Component data from apps and pages:
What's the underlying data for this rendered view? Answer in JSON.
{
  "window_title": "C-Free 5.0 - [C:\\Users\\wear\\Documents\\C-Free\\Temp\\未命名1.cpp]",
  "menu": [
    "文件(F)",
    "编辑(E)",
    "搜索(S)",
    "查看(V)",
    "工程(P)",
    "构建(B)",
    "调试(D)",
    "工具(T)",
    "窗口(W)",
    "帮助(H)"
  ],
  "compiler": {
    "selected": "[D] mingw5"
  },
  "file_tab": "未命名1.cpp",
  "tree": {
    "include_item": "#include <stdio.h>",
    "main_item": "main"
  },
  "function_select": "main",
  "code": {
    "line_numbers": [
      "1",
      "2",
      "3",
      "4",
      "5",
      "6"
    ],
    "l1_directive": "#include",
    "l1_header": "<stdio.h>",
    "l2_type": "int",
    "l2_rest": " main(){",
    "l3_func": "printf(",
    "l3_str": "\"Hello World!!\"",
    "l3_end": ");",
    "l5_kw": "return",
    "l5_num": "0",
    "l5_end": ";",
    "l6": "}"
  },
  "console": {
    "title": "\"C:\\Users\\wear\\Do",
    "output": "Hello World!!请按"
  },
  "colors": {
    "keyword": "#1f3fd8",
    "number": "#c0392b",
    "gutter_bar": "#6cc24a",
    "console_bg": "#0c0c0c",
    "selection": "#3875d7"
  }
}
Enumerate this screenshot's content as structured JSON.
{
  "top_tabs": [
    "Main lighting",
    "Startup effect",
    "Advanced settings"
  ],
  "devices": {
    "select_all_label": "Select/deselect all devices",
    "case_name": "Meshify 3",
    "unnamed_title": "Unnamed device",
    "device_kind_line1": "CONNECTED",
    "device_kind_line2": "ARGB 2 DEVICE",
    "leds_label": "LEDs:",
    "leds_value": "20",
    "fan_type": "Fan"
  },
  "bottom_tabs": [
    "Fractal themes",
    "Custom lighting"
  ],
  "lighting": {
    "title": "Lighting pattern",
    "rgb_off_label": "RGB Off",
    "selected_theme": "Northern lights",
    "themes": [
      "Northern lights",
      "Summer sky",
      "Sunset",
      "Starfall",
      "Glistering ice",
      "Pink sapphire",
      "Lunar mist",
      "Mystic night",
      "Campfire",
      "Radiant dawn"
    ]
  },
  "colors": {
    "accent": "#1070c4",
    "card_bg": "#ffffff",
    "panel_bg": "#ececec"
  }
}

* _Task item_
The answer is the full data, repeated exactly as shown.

* _Written reply_
What's the underlying data for this rendered view? Answer in JSON.
{
  "window_title": "C-Free 5.0 - [C:\\Users\\wear\\Documents\\C-Free\\Temp\\未命名1.cpp]",
  "menu": [
    "文件(F)",
    "编辑(E)",
    "搜索(S)",
    "查看(V)",
    "工程(P)",
    "构建(B)",
    "调试(D)",
    "工具(T)",
    "窗口(W)",
    "帮助(H)"
  ],
  "compiler": {
    "selected": "[D] mingw5"
  },
  "file_tab": "未命名1.cpp",
  "tree": {
    "include_item": "#include <stdio.h>",
    "main_item": "main"
  },
  "function_select": "main",
  "code": {
    "line_numbers": [
      "1",
      "2",
      "3",
      "4",
      "5",
      "6"
    ],
    "l1_directive": "#include",
    "l1_header": "<stdio.h>",
    "l2_type": "int",
    "l2_rest": " main(){",
    "l3_func": "printf(",
    "l3_str": "\"Hello World!!\"",
    "l3_end": ");",
    "l5_kw": "return",
    "l5_num": "0",
    "l5_end": ";",
    "l6": "}"
  },
  "console": {
    "title": "\"C:\\Users\\wear\\Do",
    "output": "Hello World!!请按"
  },
  "colors": {
    "keyword": "#1f3fd8",
    "number": "#c0392b",
    "gutter_bar": "#6cc24a",
    "console_bg": "#0c0c0c",
    "selection": "#3875d7"
  }
}
Enumerate this screenshot's content as structured JSON.
{
  "top_tabs": [
    "Main lighting",
    "Startup effect",
    "Advanced settings"
  ],
  "devices": {
    "select_all_label": "Select/deselect all devices",
    "case_name": "Meshify 3",
    "unnamed_title": "Unnamed device",
    "device_kind_line1": "CONNECTED",
    "device_kind_line2": "ARGB 2 DEVICE",
    "leds_label": "LEDs:",
    "leds_value": "20",
    "fan_type": "Fan"
  },
  "bottom_tabs": [
    "Fractal themes",
    "Custom lighting"
  ],
  "lighting": {
    "title": "Lighting pattern",
    "rgb_off_label": "RGB Off",
    "selected_theme": "Northern lights",
    "themes": [
      "Northern lights",
      "Summer sky",
      "Sunset",
      "Starfall",
      "Glistering ice",
      "Pink sapphire",
      "Lunar mist",
      "Mystic night",
      "Campfire",
      "Radiant dawn"
    ]
  },
  "colors": {
    "accent": "#1070c4",
    "card_bg": "#ffffff",
    "panel_bg": "#ececec"
  }
}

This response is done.